by Sean Smith
This past Tuesday Americans observed Veteran’s Day. In big cities and small towns all across the country we held parades and ceremonies to display our public support and show our thanks for our nation’s veterans. And while it is important to remember those Americans who have served in the military, especially those who have served in a war environment, it is also important that we as civilians remember that too many veterans of our nation’s wars struggle with issues directly associated with their time of service.
The Department of Veterans Affairs estimates that 20 percent of veterans who have served in the wars in Iraq and Afghanistan suffer from Post Traumatic Stress Disorder. The VA also estimates that we lose 22 veterans each day due to suicide. This is a truly sobering statistic that we as a public should pay more attention to.
Considering the fact that only one percent of Americans serve in the military, it is hard for us as the general public to completely understand what veterans experience and why one in five returning veterans are struggling with PTSD. Sure, on a theoretical level we have a basic understanding of what our servicemen and women experience while fighting in war. We have an idea of the stress and violence that they experience. But unless we ourselves have ever actively took part, in one way or another, in the killing of another human being or witnessed someone close to us fall victim to that same fate, we simply cannot understand what veteran’s of war went through. However, that doesn’t mean that we shouldn’t try to. Which is why for this week’s edition of #tbt here on Clizbeats we take a look back at a song that gives us somewhat of an insight into the struggle that some veterans face through the song “Hero of War” by Rise Against.

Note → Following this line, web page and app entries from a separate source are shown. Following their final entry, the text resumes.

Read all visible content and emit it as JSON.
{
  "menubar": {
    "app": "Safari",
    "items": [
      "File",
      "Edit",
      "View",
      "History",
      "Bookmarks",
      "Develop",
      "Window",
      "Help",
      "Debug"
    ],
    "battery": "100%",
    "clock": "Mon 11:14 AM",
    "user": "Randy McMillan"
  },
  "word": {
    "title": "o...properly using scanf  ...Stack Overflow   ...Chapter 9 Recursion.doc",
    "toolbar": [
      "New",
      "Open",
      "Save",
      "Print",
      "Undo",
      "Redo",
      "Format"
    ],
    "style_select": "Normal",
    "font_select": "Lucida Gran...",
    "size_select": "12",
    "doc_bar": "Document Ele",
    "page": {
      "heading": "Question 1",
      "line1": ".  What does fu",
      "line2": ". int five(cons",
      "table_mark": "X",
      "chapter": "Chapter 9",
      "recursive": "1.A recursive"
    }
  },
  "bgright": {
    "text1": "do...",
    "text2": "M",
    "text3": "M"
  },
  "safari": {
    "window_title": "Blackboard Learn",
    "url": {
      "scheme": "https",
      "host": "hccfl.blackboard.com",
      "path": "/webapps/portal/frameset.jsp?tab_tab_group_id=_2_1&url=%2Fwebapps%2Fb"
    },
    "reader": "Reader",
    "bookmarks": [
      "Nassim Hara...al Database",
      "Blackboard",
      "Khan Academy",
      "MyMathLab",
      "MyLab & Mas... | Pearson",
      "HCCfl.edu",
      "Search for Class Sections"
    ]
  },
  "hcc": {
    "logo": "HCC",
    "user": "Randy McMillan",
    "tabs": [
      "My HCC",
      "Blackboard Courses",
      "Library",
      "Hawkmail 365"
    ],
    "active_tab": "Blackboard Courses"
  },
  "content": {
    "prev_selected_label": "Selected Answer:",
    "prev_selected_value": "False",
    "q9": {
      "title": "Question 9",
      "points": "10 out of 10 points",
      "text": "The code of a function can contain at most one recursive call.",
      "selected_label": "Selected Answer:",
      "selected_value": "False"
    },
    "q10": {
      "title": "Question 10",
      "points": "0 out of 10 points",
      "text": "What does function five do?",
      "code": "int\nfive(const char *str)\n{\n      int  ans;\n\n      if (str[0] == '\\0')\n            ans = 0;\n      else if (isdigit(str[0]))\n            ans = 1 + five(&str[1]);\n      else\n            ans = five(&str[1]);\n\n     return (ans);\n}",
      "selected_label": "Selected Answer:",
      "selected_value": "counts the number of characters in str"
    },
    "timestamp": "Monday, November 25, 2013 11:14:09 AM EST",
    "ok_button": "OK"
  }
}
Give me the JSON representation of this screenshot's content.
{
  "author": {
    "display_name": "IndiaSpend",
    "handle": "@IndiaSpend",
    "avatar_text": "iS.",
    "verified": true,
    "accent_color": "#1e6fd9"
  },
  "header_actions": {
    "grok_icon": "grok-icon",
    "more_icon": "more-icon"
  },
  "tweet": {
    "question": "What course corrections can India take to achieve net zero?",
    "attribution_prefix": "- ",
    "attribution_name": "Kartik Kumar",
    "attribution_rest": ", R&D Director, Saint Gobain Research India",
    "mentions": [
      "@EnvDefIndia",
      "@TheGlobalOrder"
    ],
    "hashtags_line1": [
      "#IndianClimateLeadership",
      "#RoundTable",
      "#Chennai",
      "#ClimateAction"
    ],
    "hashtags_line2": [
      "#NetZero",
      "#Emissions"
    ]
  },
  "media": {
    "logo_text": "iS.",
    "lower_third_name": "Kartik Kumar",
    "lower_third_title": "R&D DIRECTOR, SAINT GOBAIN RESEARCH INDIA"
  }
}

The punk rock band Rise Against released “Hero of War” on their 2008 album Appeal to Reason. The song was never officially released as a single, but the band did release a rather moving music video for it. The song’s lyrics tell a story of a soldier who enlists in the military, goes off to war, and then later struggles with the experiences from his time at war. The level of detail in the storytelling along with the simple acoustic delivery, make this song a powerful and emotional tale of one fictional soldier’s view on being a veteran.
It is important to note that all veterans react to their experiences in their own unique way. Some veterans have no issues with their experience during war while others are so affected and traumatized by their experiences that they see no other way to deal with it then to take the tragic step of ending their own life. While the sentiments expressed by Rise Against in “Hero of War” may not be shared by all veterans, or even most, it does represent the feelings of many veterans who struggle to come to terms with their war experience. And for that reason it is worthy of remembering and giving it a listen.
In the spirit of full disclosure, I myself am an Iraq War veteran. I served two tours of duty in Balad, Iraq between 2004 and 2006. And while I never personally pulled the trigger that killed another person, as is depicted in the song “Hero of War”, I do struggle with the implicit role that I played in the killing of both enemy combatants and innocent civilians during my time serving in Iraq. It is a heavy burden that I carry with me to this very day. So when you listen to this song I hope that you don’t brush it off as some sort of anti-war propaganda, but rather as a song that I, along with many other of my fellow veterans, can relate to as a real representation of the inner struggle that many of my fellow veterans and I continue to deal with on a daily basis.
“Hero Of War”
From Appeal to Reason